Problem details:
Write out the entries exactly, leaving out every picture.

Website and app data records:
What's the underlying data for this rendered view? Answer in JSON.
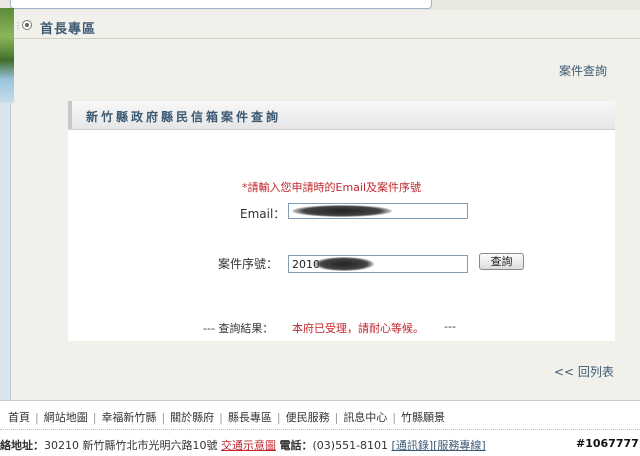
{
  "section": {
    "title": "首長專區"
  },
  "case_query_link": "案件查詢",
  "panel": {
    "title": "新竹縣政府縣民信箱案件查詢",
    "notice": "*請輸入您申請時的Email及案件序號",
    "email_label": "Email：",
    "email_value": "",
    "case_label": "案件序號：",
    "case_value": "2010",
    "query_button": "查詢",
    "result_prefix": "--- 查詢結果：",
    "result_text": "本府已受理，請耐心等候。",
    "result_suffix": "---"
  },
  "back_link": "<< 回列表",
  "footer": {
    "nav": [
      "首頁",
      "網站地圖",
      "幸福新竹縣",
      "關於縣府",
      "縣長專區",
      "便民服務",
      "訊息中心",
      "竹縣願景"
    ],
    "address_label": "絡地址：",
    "address": "30210 新竹縣竹北市光明六路10號",
    "map_link": "交通示意圖",
    "phone_label": "電話：",
    "phone": "(03)551-8101",
    "phone_link1": "[通訊錄]",
    "phone_link2": "[服務專線]"
  },
  "watermark": "#1067777"
}
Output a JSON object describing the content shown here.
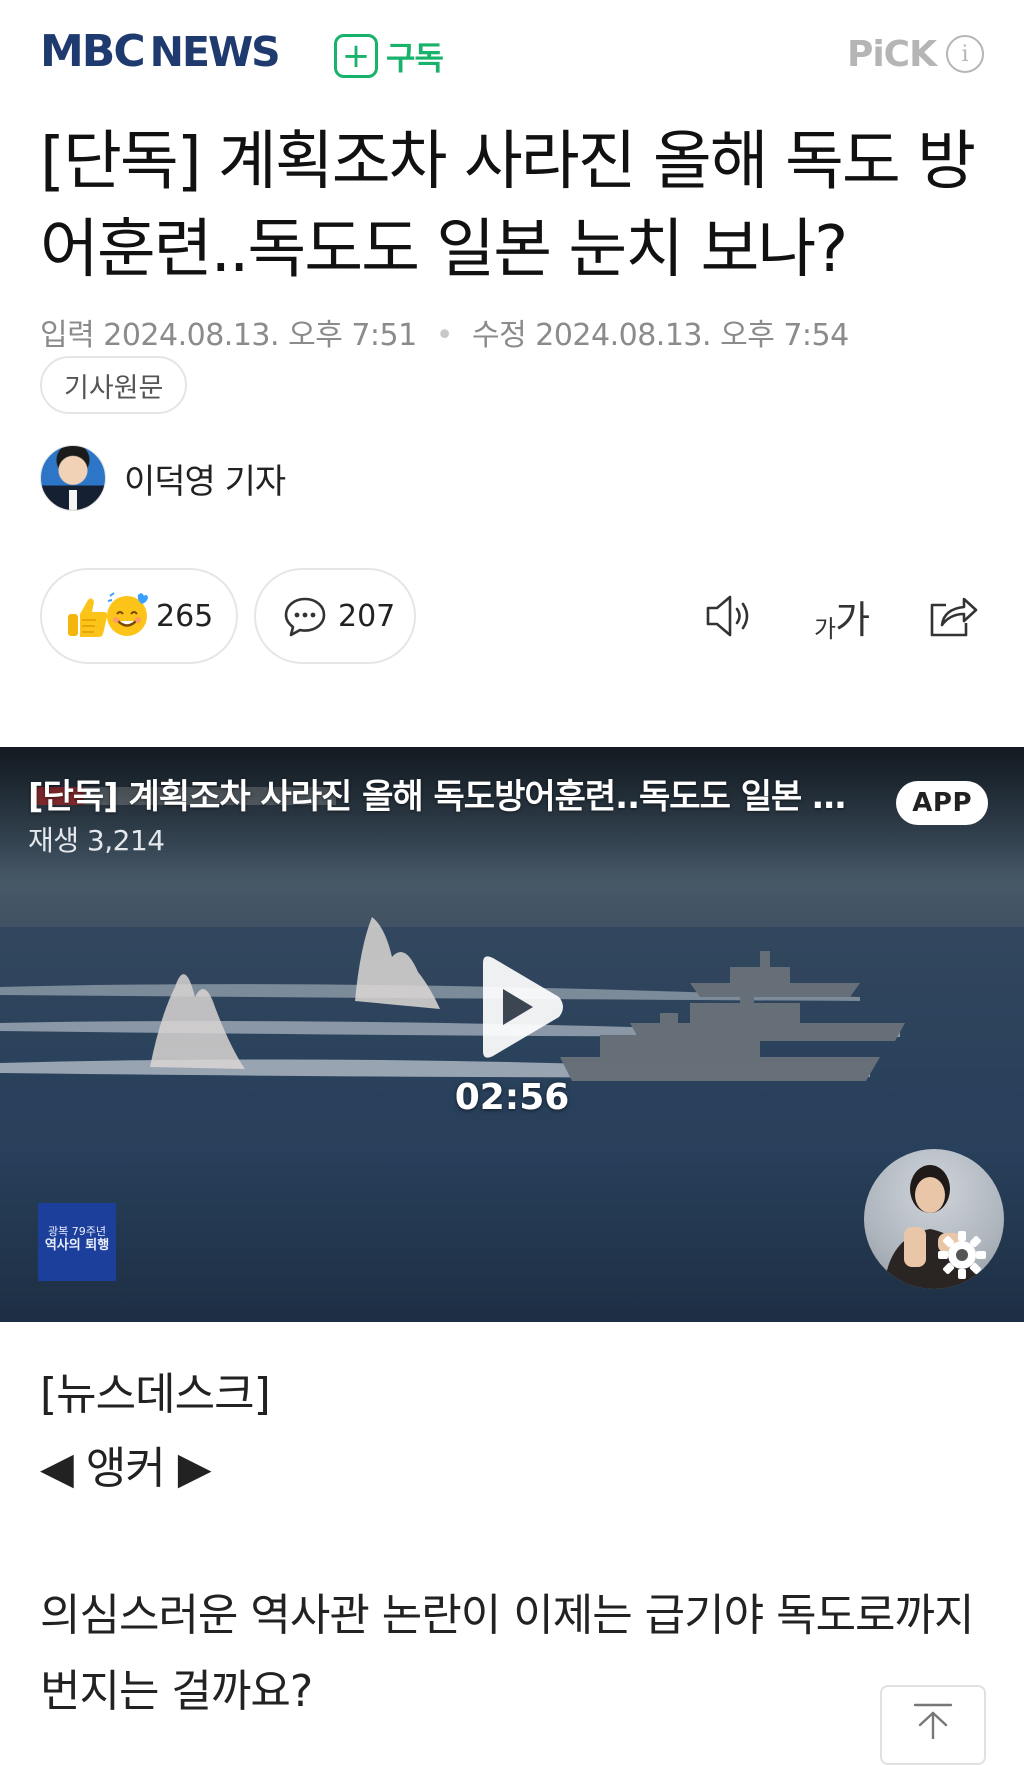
{
  "header": {
    "brand_logo_part1": "MBC",
    "brand_logo_part2": "NEWS",
    "subscribe_label": "구독",
    "pick_label": "PiCK",
    "info_glyph": "i"
  },
  "article": {
    "headline": "[단독] 계획조차 사라진 올해 독도 방어훈련..독도도 일본 눈치 보나?",
    "published_label": "입력",
    "published_at": "2024.08.13. 오후 7:51",
    "modified_label": "수정",
    "modified_at": "2024.08.13. 오후 7:54",
    "original_button": "기사원문",
    "reporter": "이덕영 기자"
  },
  "actions": {
    "reaction_count": "265",
    "comment_count": "207",
    "font_size_small": "가",
    "font_size_big": "가"
  },
  "video": {
    "title": "[단독] 계획조차 사라진 올해 독도방어훈련..독도도 일본 눈치 보나?",
    "views": "재생 3,214",
    "app_badge": "APP",
    "duration": "02:56",
    "channel_logo_line1": "광복 79주년",
    "channel_logo_line2": "역사의 퇴행"
  },
  "body": {
    "section_tag": "[뉴스데스크]",
    "anchor_label": "◀ 앵커 ▶",
    "paragraph": "의심스러운 역사관 논란이 이제는 급기야 독도로까지 번지는 걸까요?"
  },
  "icons": {
    "subscribe": "plus-square-icon",
    "pick_info": "info-circle-icon",
    "reactions": "thumbs-up-emoji-icon",
    "comments": "speech-bubble-icon",
    "tts": "speaker-icon",
    "font_size": "font-size-icon",
    "share": "share-icon",
    "play": "play-icon",
    "settings": "gear-icon",
    "scroll_top": "scroll-top-icon"
  },
  "colors": {
    "brand_navy": "#1f3a6e",
    "subscribe_green": "#18b26b",
    "pick_gray": "#b5b5b5",
    "meta_gray": "#8b8b8b"
  }
}
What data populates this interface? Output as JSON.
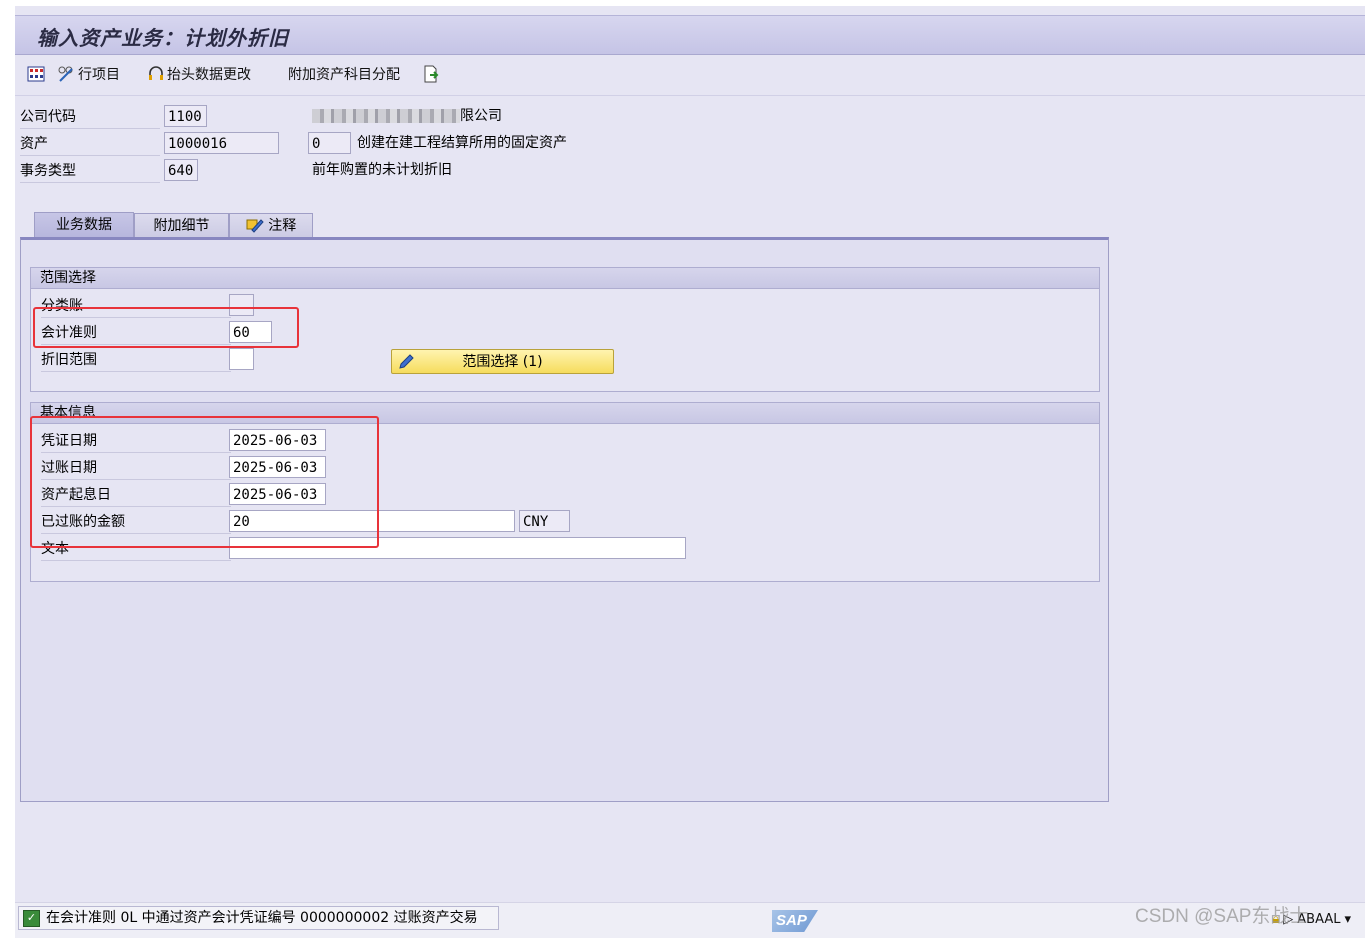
{
  "window": {
    "title": "输入资产业务：计划外折旧"
  },
  "toolbar": {
    "item1_label": "行项目",
    "item2_label": "抬头数据更改",
    "item3_label": "附加资产科目分配"
  },
  "header": {
    "company_code_label": "公司代码",
    "company_code_value": "1100",
    "company_name_suffix": "限公司",
    "asset_label": "资产",
    "asset_value": "1000016",
    "asset_sub_value": "0",
    "asset_desc": "创建在建工程结算所用的固定资产",
    "trans_type_label": "事务类型",
    "trans_type_value": "640",
    "trans_type_desc": "前年购置的未计划折旧"
  },
  "tabs": [
    {
      "label": "业务数据"
    },
    {
      "label": "附加细节"
    },
    {
      "label": "注释"
    }
  ],
  "scope_group": {
    "title": "范围选择",
    "ledger_label": "分类账",
    "ledger_value": "",
    "accounting_principle_label": "会计准则",
    "accounting_principle_value": "60",
    "dep_area_label": "折旧范围",
    "dep_area_value": "",
    "button_label": "范围选择 (1)"
  },
  "basic_group": {
    "title": "基本信息",
    "doc_date_label": "凭证日期",
    "doc_date_value": "2025-06-03",
    "posting_date_label": "过账日期",
    "posting_date_value": "2025-06-03",
    "asset_value_date_label": "资产起息日",
    "asset_value_date_value": "2025-06-03",
    "amount_label": "已过账的金额",
    "amount_value": "20",
    "currency_value": "CNY",
    "text_label": "文本",
    "text_value": ""
  },
  "statusbar": {
    "message": "在会计准则 0L 中通过资产会计凭证编号 0000000002 过账资产交易",
    "logo": "SAP",
    "system": "ABAAL"
  },
  "watermark": "CSDN @SAP东战士",
  "colors": {
    "highlight": "#e8333a",
    "button": "#f6dc5d",
    "background": "#e6e5f3"
  }
}
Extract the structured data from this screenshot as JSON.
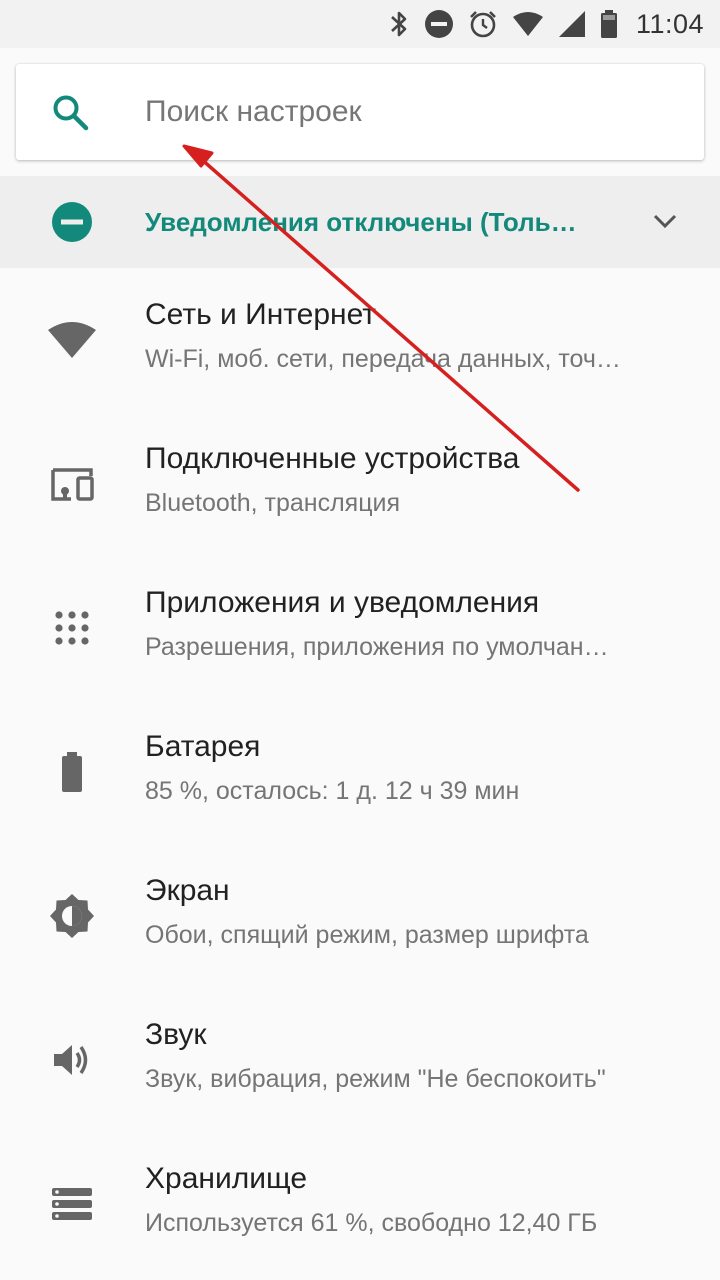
{
  "status_bar": {
    "time": "11:04",
    "icons": [
      "bluetooth-icon",
      "do-not-disturb-icon",
      "alarm-icon",
      "wifi-icon",
      "signal-icon",
      "battery-icon"
    ]
  },
  "search": {
    "placeholder": "Поиск настроек"
  },
  "suggestion": {
    "text": "Уведомления отключены (Толь…",
    "color": "#12897b"
  },
  "settings_items": [
    {
      "icon": "wifi-icon",
      "title": "Сеть и Интернет",
      "subtitle": "Wi-Fi, моб. сети, передача данных, точ…"
    },
    {
      "icon": "connected-devices-icon",
      "title": "Подключенные устройства",
      "subtitle": "Bluetooth, трансляция"
    },
    {
      "icon": "apps-grid-icon",
      "title": "Приложения и уведомления",
      "subtitle": "Разрешения, приложения по умолчан…"
    },
    {
      "icon": "battery-icon",
      "title": "Батарея",
      "subtitle": "85 %, осталось: 1 д. 12 ч 39 мин"
    },
    {
      "icon": "brightness-icon",
      "title": "Экран",
      "subtitle": "Обои, спящий режим, размер шрифта"
    },
    {
      "icon": "volume-icon",
      "title": "Звук",
      "subtitle": "Звук, вибрация, режим \"Не беспокоить\""
    },
    {
      "icon": "storage-icon",
      "title": "Хранилище",
      "subtitle": "Используется 61 %, свободно 12,40 ГБ"
    }
  ],
  "colors": {
    "accent": "#12897b",
    "annotation_arrow": "#d62020"
  }
}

Task solution:
What's the underlying data for this rendered view? Answer in JSON.
{
  "section": {
    "title": "首長專區"
  },
  "case_query_link": "案件查詢",
  "panel": {
    "title": "新竹縣政府縣民信箱案件查詢",
    "notice": "*請輸入您申請時的Email及案件序號",
    "email_label": "Email：",
    "email_value": "",
    "case_label": "案件序號：",
    "case_value": "2010",
    "query_button": "查詢",
    "result_prefix": "--- 查詢結果：",
    "result_text": "本府已受理，請耐心等候。",
    "result_suffix": "---"
  },
  "back_link": "<< 回列表",
  "footer": {
    "nav": [
      "首頁",
      "網站地圖",
      "幸福新竹縣",
      "關於縣府",
      "縣長專區",
      "便民服務",
      "訊息中心",
      "竹縣願景"
    ],
    "address_label": "絡地址：",
    "address": "30210 新竹縣竹北市光明六路10號",
    "map_link": "交通示意圖",
    "phone_label": "電話：",
    "phone": "(03)551-8101",
    "phone_link1": "[通訊錄]",
    "phone_link2": "[服務專線]"
  },
  "watermark": "#1067777"
}
Output a JSON object describing the content shown here.
{
  "header": {
    "brand_logo_part1": "MBC",
    "brand_logo_part2": "NEWS",
    "subscribe_label": "구독",
    "pick_label": "PiCK",
    "info_glyph": "i"
  },
  "article": {
    "headline": "[단독] 계획조차 사라진 올해 독도 방어훈련..독도도 일본 눈치 보나?",
    "published_label": "입력",
    "published_at": "2024.08.13. 오후 7:51",
    "modified_label": "수정",
    "modified_at": "2024.08.13. 오후 7:54",
    "original_button": "기사원문",
    "reporter": "이덕영 기자"
  },
  "actions": {
    "reaction_count": "265",
    "comment_count": "207",
    "font_size_small": "가",
    "font_size_big": "가"
  },
  "video": {
    "title": "[단독] 계획조차 사라진 올해 독도방어훈련..독도도 일본 눈치 보나?",
    "views": "재생 3,214",
    "app_badge": "APP",
    "duration": "02:56",
    "channel_logo_line1": "광복 79주년",
    "channel_logo_line2": "역사의 퇴행"
  },
  "body": {
    "section_tag": "[뉴스데스크]",
    "anchor_label": "◀ 앵커 ▶",
    "paragraph": "의심스러운 역사관 논란이 이제는 급기야 독도로까지 번지는 걸까요?"
  },
  "icons": {
    "subscribe": "plus-square-icon",
    "pick_info": "info-circle-icon",
    "reactions": "thumbs-up-emoji-icon",
    "comments": "speech-bubble-icon",
    "tts": "speaker-icon",
    "font_size": "font-size-icon",
    "share": "share-icon",
    "play": "play-icon",
    "settings": "gear-icon",
    "scroll_top": "scroll-top-icon"
  },
  "colors": {
    "brand_navy": "#1f3a6e",
    "subscribe_green": "#18b26b",
    "pick_gray": "#b5b5b5",
    "meta_gray": "#8b8b8b"
  }
}
What data populates this interface? Output as JSON.
{
  "window": {
    "title": "输入资产业务：计划外折旧"
  },
  "toolbar": {
    "item1_label": "行项目",
    "item2_label": "抬头数据更改",
    "item3_label": "附加资产科目分配"
  },
  "header": {
    "company_code_label": "公司代码",
    "company_code_value": "1100",
    "company_name_suffix": "限公司",
    "asset_label": "资产",
    "asset_value": "1000016",
    "asset_sub_value": "0",
    "asset_desc": "创建在建工程结算所用的固定资产",
    "trans_type_label": "事务类型",
    "trans_type_value": "640",
    "trans_type_desc": "前年购置的未计划折旧"
  },
  "tabs": [
    {
      "label": "业务数据"
    },
    {
      "label": "附加细节"
    },
    {
      "label": "注释"
    }
  ],
  "scope_group": {
    "title": "范围选择",
    "ledger_label": "分类账",
    "ledger_value": "",
    "accounting_principle_label": "会计准则",
    "accounting_principle_value": "60",
    "dep_area_label": "折旧范围",
    "dep_area_value": "",
    "button_label": "范围选择 (1)"
  },
  "basic_group": {
    "title": "基本信息",
    "doc_date_label": "凭证日期",
    "doc_date_value": "2025-06-03",
    "posting_date_label": "过账日期",
    "posting_date_value": "2025-06-03",
    "asset_value_date_label": "资产起息日",
    "asset_value_date_value": "2025-06-03",
    "amount_label": "已过账的金额",
    "amount_value": "20",
    "currency_value": "CNY",
    "text_label": "文本",
    "text_value": ""
  },
  "statusbar": {
    "message": "在会计准则 0L 中通过资产会计凭证编号 0000000002 过账资产交易",
    "logo": "SAP",
    "system": "ABAAL"
  },
  "watermark": "CSDN @SAP东战士",
  "colors": {
    "highlight": "#e8333a",
    "button": "#f6dc5d",
    "background": "#e6e5f3"
  }
}
Extract the structured data from this screenshot as JSON.
{
  "status_bar": {
    "time": "11:04",
    "icons": [
      "bluetooth-icon",
      "do-not-disturb-icon",
      "alarm-icon",
      "wifi-icon",
      "signal-icon",
      "battery-icon"
    ]
  },
  "search": {
    "placeholder": "Поиск настроек"
  },
  "suggestion": {
    "text": "Уведомления отключены (Толь…",
    "color": "#12897b"
  },
  "settings_items": [
    {
      "icon": "wifi-icon",
      "title": "Сеть и Интернет",
      "subtitle": "Wi-Fi, моб. сети, передача данных, точ…"
    },
    {
      "icon": "connected-devices-icon",
      "title": "Подключенные устройства",
      "subtitle": "Bluetooth, трансляция"
    },
    {
      "icon": "apps-grid-icon",
      "title": "Приложения и уведомления",
      "subtitle": "Разрешения, приложения по умолчан…"
    },
    {
      "icon": "battery-icon",
      "title": "Батарея",
      "subtitle": "85 %, осталось: 1 д. 12 ч 39 мин"
    },
    {
      "icon": "brightness-icon",
      "title": "Экран",
      "subtitle": "Обои, спящий режим, размер шрифта"
    },
    {
      "icon": "volume-icon",
      "title": "Звук",
      "subtitle": "Звук, вибрация, режим \"Не беспокоить\""
    },
    {
      "icon": "storage-icon",
      "title": "Хранилище",
      "subtitle": "Используется 61 %, свободно 12,40 ГБ"
    }
  ],
  "colors": {
    "accent": "#12897b",
    "annotation_arrow": "#d62020"
  }
}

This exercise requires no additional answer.